Many universities report big jumps in foreign enrolment
Universities across Canada say better marketing and better awareness of Canada as a place to study are the main reasons behind the dramatic increase this year in foreign student enrolments.
But there are several other factors at play, including the greater difficulty some students are having getting into the U.S. as a result of the terrorist attacks of September 2001.
Based on early fall figures reported by members of the Association of Universities and Colleges of Canada, foreign-student enrolment is up more than 15 percent across the country, with many provinces showing jumps of 20 percent or greater. Several universities report increases of 25 percent in 2003 compared to last year. Applications are up, too, in some cases even more dramatically. The University of Manitoba reports a 75-per-cent increase in applications over last year, with enrolment up more than 40 percent.
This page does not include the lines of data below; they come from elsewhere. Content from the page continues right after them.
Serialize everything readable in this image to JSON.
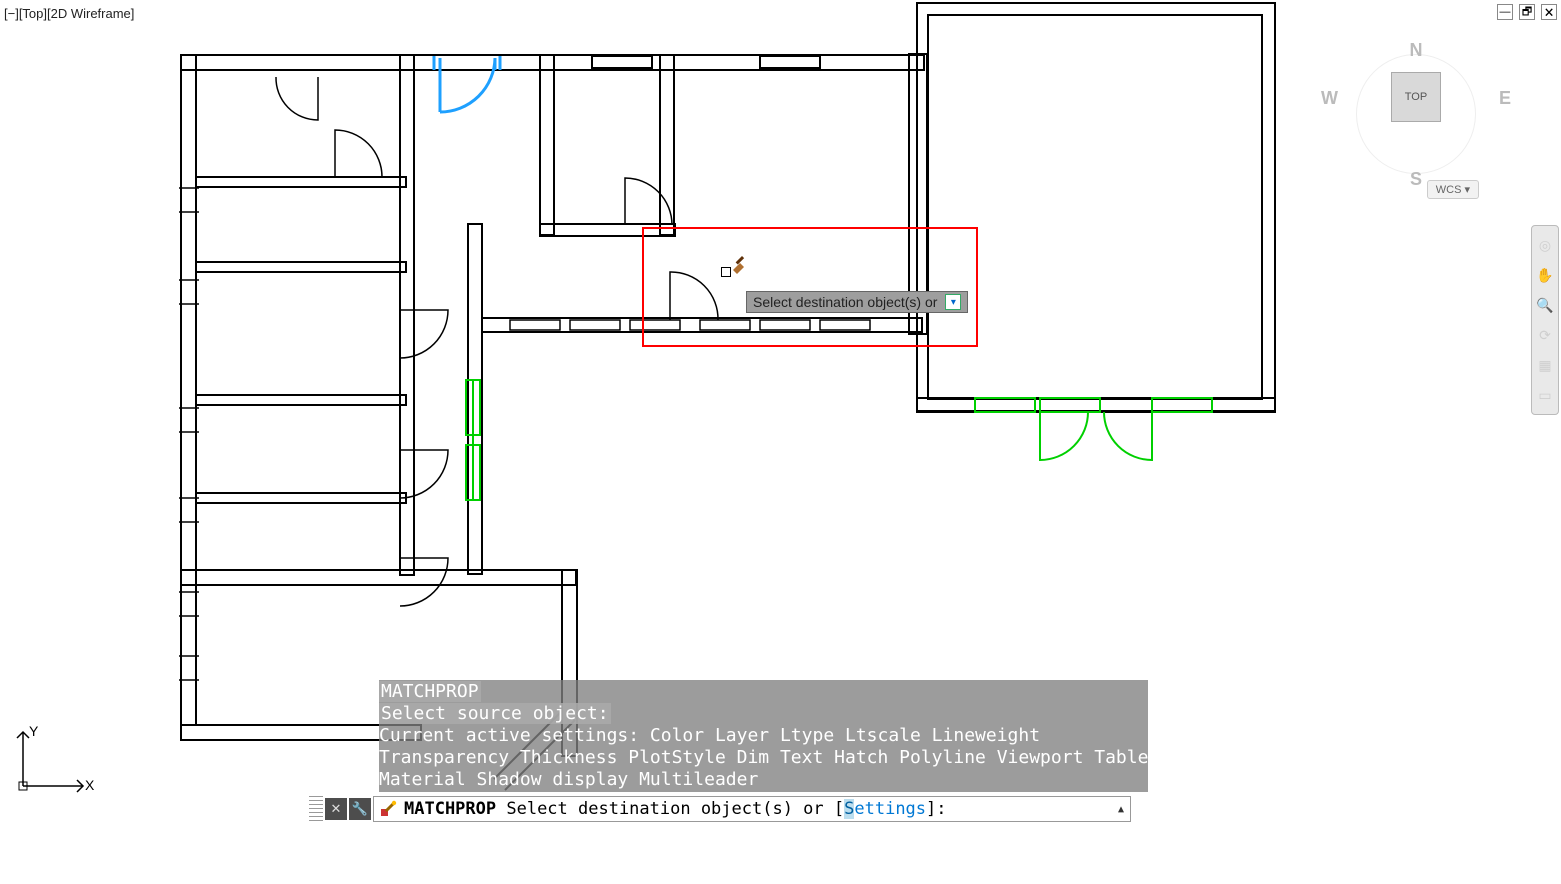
{
  "viewport_label": "[−][Top][2D Wireframe]",
  "window_controls": {
    "min": "—",
    "restore": "🗗",
    "close": "🗙"
  },
  "viewcube": {
    "n": "N",
    "s": "S",
    "w": "W",
    "e": "E",
    "top": "TOP"
  },
  "wcs": "WCS",
  "ucs": {
    "x": "X",
    "y": "Y"
  },
  "tooltip": "Select destination object(s) or",
  "history": {
    "l1": "MATCHPROP",
    "l2": "Select source object:",
    "l3": "Current active settings:  Color Layer Ltype Ltscale Lineweight",
    "l4": "Transparency Thickness PlotStyle Dim Text Hatch Polyline Viewport Table",
    "l5": "Material Shadow display Multileader"
  },
  "command_line": {
    "cmdname": "MATCHPROP",
    "prompt_pre": " Select destination object(s) or [",
    "opt_first": "S",
    "opt_rest": "ettings",
    "prompt_post": "]:"
  },
  "colors": {
    "accent_blue": "#1ea0ff",
    "green": "#00d000",
    "red_box": "#ff0000"
  }
}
Even with these increases, foreign students represent less than seven percent of the student body in Canada.
Many universities are actively trying to recruit foreign students, helped by the federal government and the Canadian Education Centre Network. In calls to a dozen universities across the country, better marketing was singled out by most as the biggest factor behind the increase.
Yves Jodoin, director of admissions and recruitment at Université du Québec à Montréal and national vice-president of the Association of Registrars of the Universities and Colleges of Canada, said UQAM has been recruiting actively in francophone countries in North Africa and the Middle East, and the results are starting to show.
Federal government officials calculated that in 2001, foreign students spent $4 billion in Canada. Universities want more foreign students because they contribute to the mix on campus, and also because of the money the international students contribute.
"We are building a new international building that is privately funded," said Ray Pillar, admissions and records manager at University College of the Cariboo in Kamloops, B.C., "and in order to pay for it and make other revenue contributions, we plan to increase international student intake by probably another 33 percent."
But not all universities have been marketing themselves more aggressively. Queen's University saw applications to its graduate programs more than double over two years even though it's not making new efforts to promote itself.
Ulrich Scheck, dean of graduate studies and research at Queen's, said, "We suspect that the reasons for the increase since the fall of 2001 are - roughly in order of importance - the terrorist attacks of September 2001 and the subsequent more restrictive U.S. policies with respect to international students; the decrease in educational opportunities in the students' home countries; and an increase in the value of studying at and receiving a degree from a North American university."
Relative cost also enters into play. A Canadian education often costs less than a comparable education in the States. "Our international students tell us that lower tuition is certainly a factor," said Peter Dueck, director of enrolment services at the University of Manitoba.
One more reason is the Internet. If in some cases applications are way up, it's because people are able to apply electronically, from anywhere in the world.
No single country is providing the bulk of the foreign students. The U.S., France and China send the largest numbers. And the increase is not being felt across the board. University of Toronto registrar Karel Swift reports the number of undergraduate applications is down this year. Some observers think the SARS emergency in Toronto may have had an effect, since applications were due in the spring when the much-publicized outbreak was at its peak.
Isil Toreci, 24, who came to Canada from Turkey two years ago to do a master's degree in chemical engineering at the University of Ottawa, may be typical of other students coming to Canada. She'd participated in a one-year exchange program in the U.S. and was looking to go back there to do her graduate work. But when she started researching the details, she realized the cost of living was cheaper in Canada and that Canadian universities compare favourably to American ones. In other words, she would get a good education for a lower cost.
Ms. Toreci said U.S. universities often land at the top of potential students' lists simply because they are better known, and because many professors abroad did part of their studies in the States.
But that is starting to change. For one thing, she, like many of her fellow foreign students, enjoyed Canada and Canadians. They're taking that favourable impression back home with them.
Plus, she said, the marketing campaigns are having an effect: "In the last couple of years, there are more advertisements about Canada, so people are starting to consider Canada.